§ **Assigned task**
Answer with a number only: how many lines of the entries below contain the word "sleeve"?

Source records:

━━━━━━━━━━

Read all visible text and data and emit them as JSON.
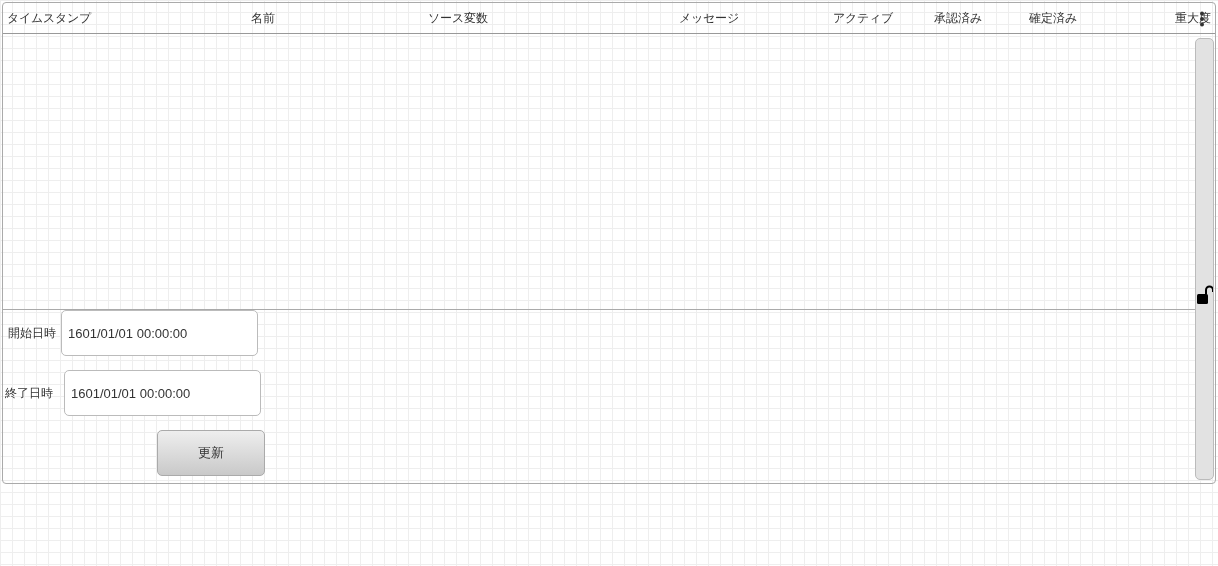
{
  "table": {
    "columns": [
      {
        "label": "タイムスタンプ"
      },
      {
        "label": "名前"
      },
      {
        "label": "ソース変数"
      },
      {
        "label": "メッセージ"
      },
      {
        "label": "アクティブ"
      },
      {
        "label": "承認済み"
      },
      {
        "label": "確定済み"
      },
      {
        "label": "重大度"
      }
    ]
  },
  "filter": {
    "fields": [
      {
        "label": "開始日時",
        "value": "1601/01/01 00:00:00"
      },
      {
        "label": "終了日時",
        "value": "1601/01/01 00:00:00"
      }
    ],
    "button": "更新"
  }
}
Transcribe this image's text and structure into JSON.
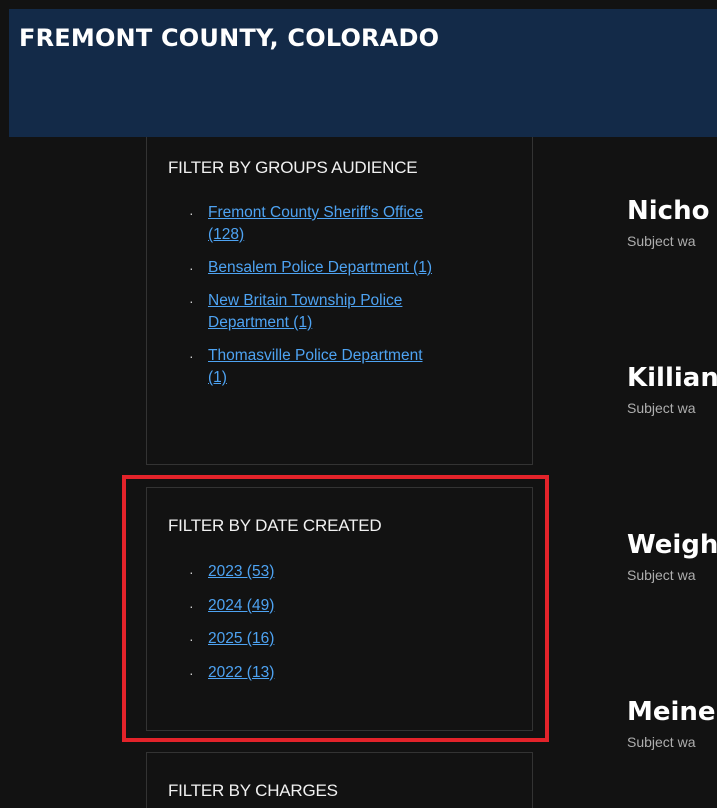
{
  "header": {
    "title": "FREMONT COUNTY, COLORADO",
    "background_color": "#132a48"
  },
  "filters": {
    "groups": {
      "heading": "FILTER BY GROUPS AUDIENCE",
      "items": [
        {
          "line1": "Fremont County Sheriff's Office",
          "line2": "(128)"
        },
        {
          "line1": "Bensalem Police Department (1)",
          "line2": ""
        },
        {
          "line1": "New Britain Township Police",
          "line2": "Department (1)"
        },
        {
          "line1": "Thomasville Police Department",
          "line2": "(1)"
        }
      ]
    },
    "date_created": {
      "heading": "FILTER BY DATE CREATED",
      "items": [
        {
          "label": "2023 (53)"
        },
        {
          "label": "2024 (49)"
        },
        {
          "label": "2025 (16)"
        },
        {
          "label": "2022 (13)"
        }
      ]
    },
    "charges": {
      "heading": "FILTER BY CHARGES"
    }
  },
  "results": [
    {
      "name": "Nicho",
      "desc": "Subject wa"
    },
    {
      "name": "Killian",
      "desc": "Subject wa"
    },
    {
      "name": "Weigh",
      "desc": "Subject wa"
    },
    {
      "name": "Meine",
      "desc": "Subject wa"
    }
  ],
  "colors": {
    "link": "#4ea3f2",
    "highlight": "#e3232a",
    "background": "#121212"
  }
}
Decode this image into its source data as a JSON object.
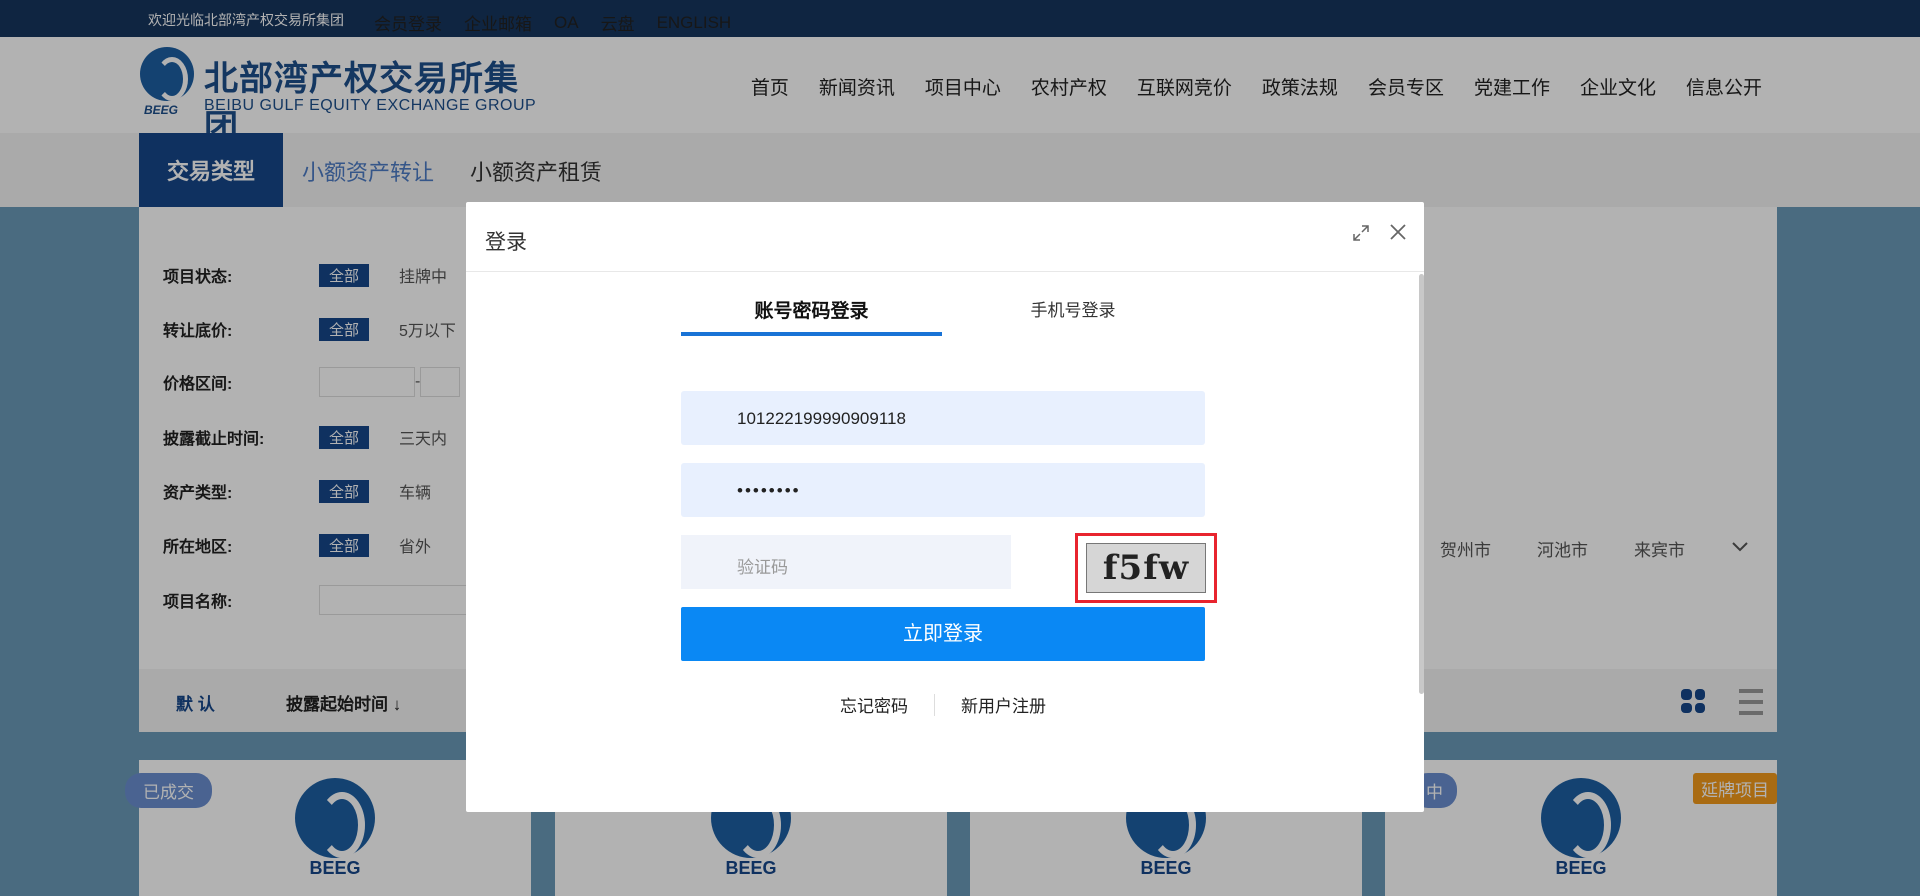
{
  "topbar": {
    "welcome": "欢迎光临北部湾产权交易所集团",
    "links": [
      "会员登录",
      "企业邮箱",
      "OA",
      "云盘",
      "ENGLISH"
    ]
  },
  "logo": {
    "cn": "北部湾产权交易所集团",
    "en": "BEIBU GULF EQUITY EXCHANGE GROUP",
    "abbr": "BEEG"
  },
  "nav": [
    "首页",
    "新闻资讯",
    "项目中心",
    "农村产权",
    "互联网竞价",
    "政策法规",
    "会员专区",
    "党建工作",
    "企业文化",
    "信息公开"
  ],
  "tabs": {
    "type_label": "交易类型",
    "tab1": "小额资产转让",
    "tab2": "小额资产租赁"
  },
  "filters": {
    "all": "全部",
    "status_label": "项目状态:",
    "status_opt": "挂牌中",
    "price_label": "转让底价:",
    "price_opt": "5万以下",
    "range_label": "价格区间:",
    "range_sep": "-",
    "deadline_label": "披露截止时间:",
    "deadline_opt": "三天内",
    "asset_label": "资产类型:",
    "asset_opt": "车辆",
    "region_label": "所在地区:",
    "region_opt": "省外",
    "name_label": "项目名称:",
    "regions": [
      "贺州市",
      "河池市",
      "来宾市"
    ]
  },
  "sort": {
    "default": "默 认",
    "by_start": "披露起始时间 ↓"
  },
  "cards": {
    "badge_done": "已成交",
    "badge_mid": "中",
    "badge_ext": "延牌项目",
    "logo_text": "BEEG"
  },
  "modal": {
    "title": "登录",
    "tab_account": "账号密码登录",
    "tab_phone": "手机号登录",
    "username": "101222199990909118",
    "password": "••••••••",
    "captcha_placeholder": "验证码",
    "captcha_text": "f5fw",
    "login_button": "立即登录",
    "forgot": "忘记密码",
    "register": "新用户注册"
  }
}
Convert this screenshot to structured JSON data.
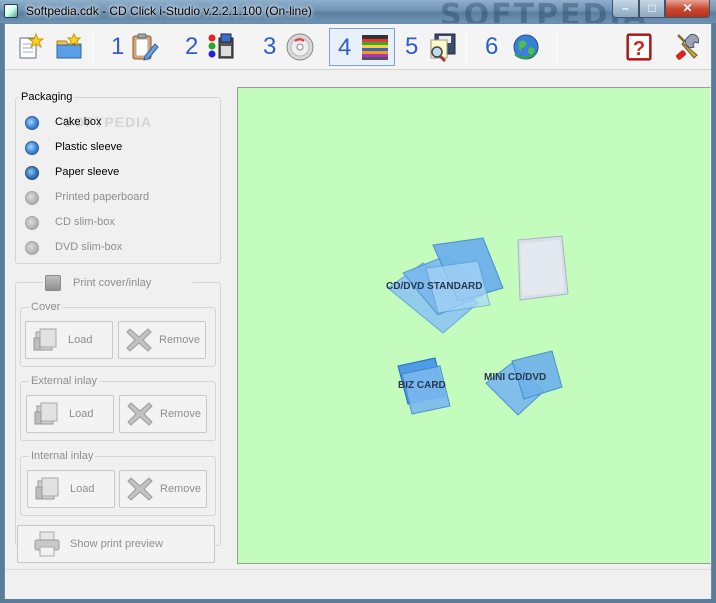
{
  "window": {
    "title": "Softpedia.cdk - CD Click i-Studio v.2.2.1.100 (On-line)",
    "watermark": "SOFTPEDIA",
    "min_glyph": "–",
    "max_glyph": "□",
    "close_glyph": "✕"
  },
  "toolbar": {
    "steps": [
      {
        "num": "1",
        "icon": "clipboard-edit-icon"
      },
      {
        "num": "2",
        "icon": "paint-palette-icon"
      },
      {
        "num": "3",
        "icon": "cd-disc-icon"
      },
      {
        "num": "4",
        "icon": "disc-cases-stack-icon",
        "selected": true
      },
      {
        "num": "5",
        "icon": "disk-search-icon"
      },
      {
        "num": "6",
        "icon": "globe-icon"
      }
    ]
  },
  "packaging": {
    "title": "Packaging",
    "watermark": "SOFTPEDIA",
    "options": [
      {
        "label": "Cake box",
        "enabled": true,
        "selected": true
      },
      {
        "label": "Plastic sleeve",
        "enabled": true,
        "selected": false
      },
      {
        "label": "Paper sleeve",
        "enabled": true,
        "selected": false
      },
      {
        "label": "Printed paperboard",
        "enabled": false,
        "selected": false
      },
      {
        "label": "CD slim-box",
        "enabled": false,
        "selected": false
      },
      {
        "label": "DVD slim-box",
        "enabled": false,
        "selected": false
      }
    ]
  },
  "print": {
    "checkbox_label": "Print cover/inlay",
    "sections": [
      {
        "title": "Cover",
        "load": "Load",
        "remove": "Remove"
      },
      {
        "title": "External inlay",
        "load": "Load",
        "remove": "Remove"
      },
      {
        "title": "Internal inlay",
        "load": "Load",
        "remove": "Remove"
      }
    ],
    "preview_label": "Show print preview"
  },
  "canvas": {
    "background": "#c4fcbe",
    "items": [
      {
        "label": "CD/DVD STANDARD"
      },
      {
        "label": "BIZ CARD"
      },
      {
        "label": "MINI CD/DVD"
      }
    ]
  }
}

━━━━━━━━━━

§ **Worked solution**
2